§ Work order: In the records, find every line with the word "price" and copy it out.

(Extracted records)
■ ■ ■ ■ ■ ■ ■
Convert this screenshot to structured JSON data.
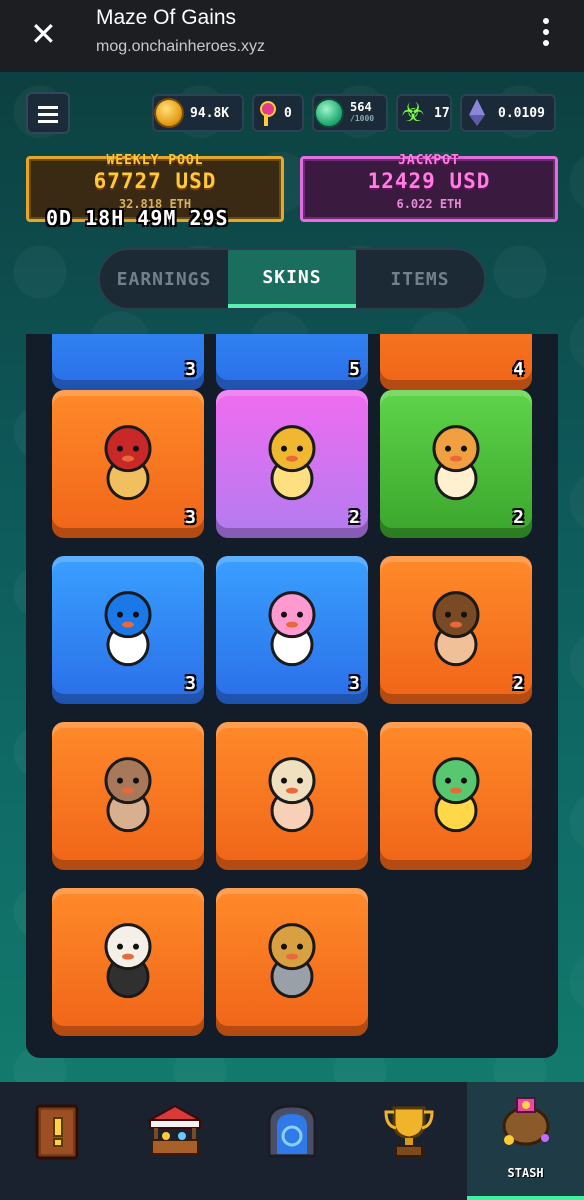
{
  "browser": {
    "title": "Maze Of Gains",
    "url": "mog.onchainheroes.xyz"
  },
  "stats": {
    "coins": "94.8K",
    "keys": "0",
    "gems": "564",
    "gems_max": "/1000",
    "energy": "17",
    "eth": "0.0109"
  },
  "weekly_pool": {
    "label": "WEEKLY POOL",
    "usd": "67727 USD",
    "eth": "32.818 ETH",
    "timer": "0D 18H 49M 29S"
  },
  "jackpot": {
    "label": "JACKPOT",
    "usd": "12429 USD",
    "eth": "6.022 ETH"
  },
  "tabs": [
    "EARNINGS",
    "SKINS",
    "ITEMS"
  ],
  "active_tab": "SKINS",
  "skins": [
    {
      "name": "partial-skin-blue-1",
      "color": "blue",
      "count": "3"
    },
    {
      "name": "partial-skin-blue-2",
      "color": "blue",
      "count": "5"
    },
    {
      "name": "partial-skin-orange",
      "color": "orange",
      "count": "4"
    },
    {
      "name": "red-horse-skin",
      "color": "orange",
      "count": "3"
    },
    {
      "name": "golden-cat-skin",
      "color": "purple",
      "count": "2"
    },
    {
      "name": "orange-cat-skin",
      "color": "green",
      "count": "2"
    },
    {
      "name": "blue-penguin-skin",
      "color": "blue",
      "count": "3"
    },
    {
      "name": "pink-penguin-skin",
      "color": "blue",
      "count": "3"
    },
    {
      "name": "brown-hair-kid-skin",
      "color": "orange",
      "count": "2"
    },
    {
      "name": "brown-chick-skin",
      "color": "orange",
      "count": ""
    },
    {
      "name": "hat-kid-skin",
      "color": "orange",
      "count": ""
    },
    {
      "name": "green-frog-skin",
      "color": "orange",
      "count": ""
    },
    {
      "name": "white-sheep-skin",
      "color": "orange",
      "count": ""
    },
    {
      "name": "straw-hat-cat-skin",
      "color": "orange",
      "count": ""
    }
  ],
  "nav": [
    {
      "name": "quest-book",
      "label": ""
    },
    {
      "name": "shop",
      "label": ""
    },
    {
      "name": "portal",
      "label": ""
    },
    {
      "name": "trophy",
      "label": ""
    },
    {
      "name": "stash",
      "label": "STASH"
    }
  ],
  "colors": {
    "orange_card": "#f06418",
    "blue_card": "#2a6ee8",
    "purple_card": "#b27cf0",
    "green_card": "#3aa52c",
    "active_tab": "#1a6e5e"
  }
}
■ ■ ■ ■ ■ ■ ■
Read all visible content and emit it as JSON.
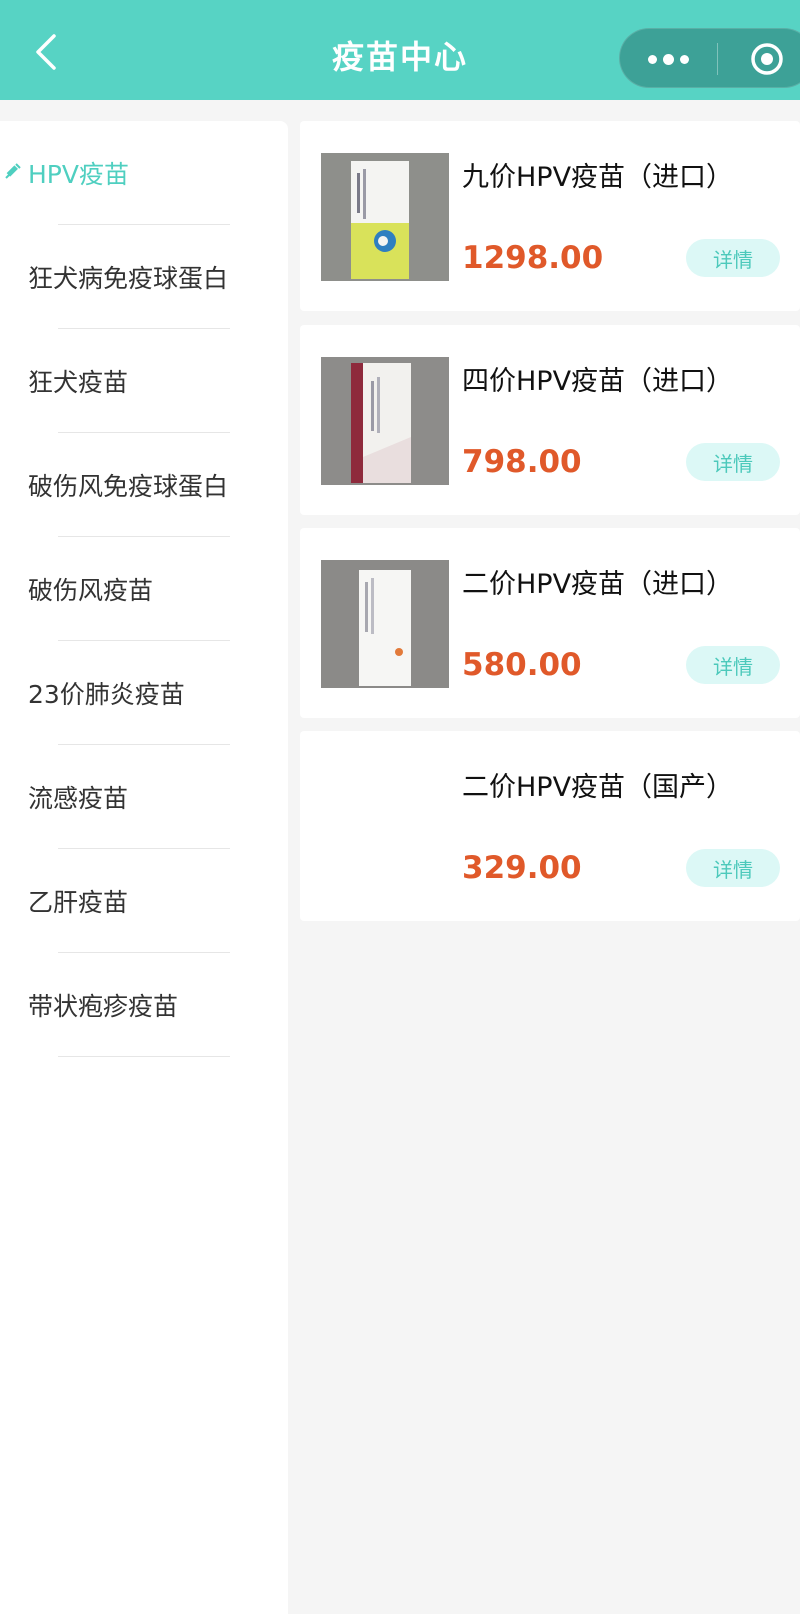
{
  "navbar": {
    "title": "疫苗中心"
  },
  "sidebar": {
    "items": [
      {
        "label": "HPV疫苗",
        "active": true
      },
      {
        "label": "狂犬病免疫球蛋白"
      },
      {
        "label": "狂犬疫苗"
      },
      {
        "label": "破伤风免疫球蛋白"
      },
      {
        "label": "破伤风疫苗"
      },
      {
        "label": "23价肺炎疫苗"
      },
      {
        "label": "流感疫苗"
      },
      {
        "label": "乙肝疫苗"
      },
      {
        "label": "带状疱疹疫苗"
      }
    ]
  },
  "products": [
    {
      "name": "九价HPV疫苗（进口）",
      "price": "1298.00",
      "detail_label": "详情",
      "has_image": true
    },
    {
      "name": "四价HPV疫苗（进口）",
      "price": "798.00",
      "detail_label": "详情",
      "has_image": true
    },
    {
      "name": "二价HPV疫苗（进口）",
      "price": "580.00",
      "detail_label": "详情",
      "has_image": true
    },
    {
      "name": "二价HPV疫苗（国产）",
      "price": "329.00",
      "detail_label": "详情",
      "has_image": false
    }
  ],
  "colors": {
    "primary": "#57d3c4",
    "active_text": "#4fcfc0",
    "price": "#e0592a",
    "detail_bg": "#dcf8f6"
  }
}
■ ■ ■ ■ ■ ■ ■
§ Solution to the problem:
      "price": "1298.00",
      "price": "798.00",
      "price": "580.00",
      "price": "329.00",
    "price": "#e0592a",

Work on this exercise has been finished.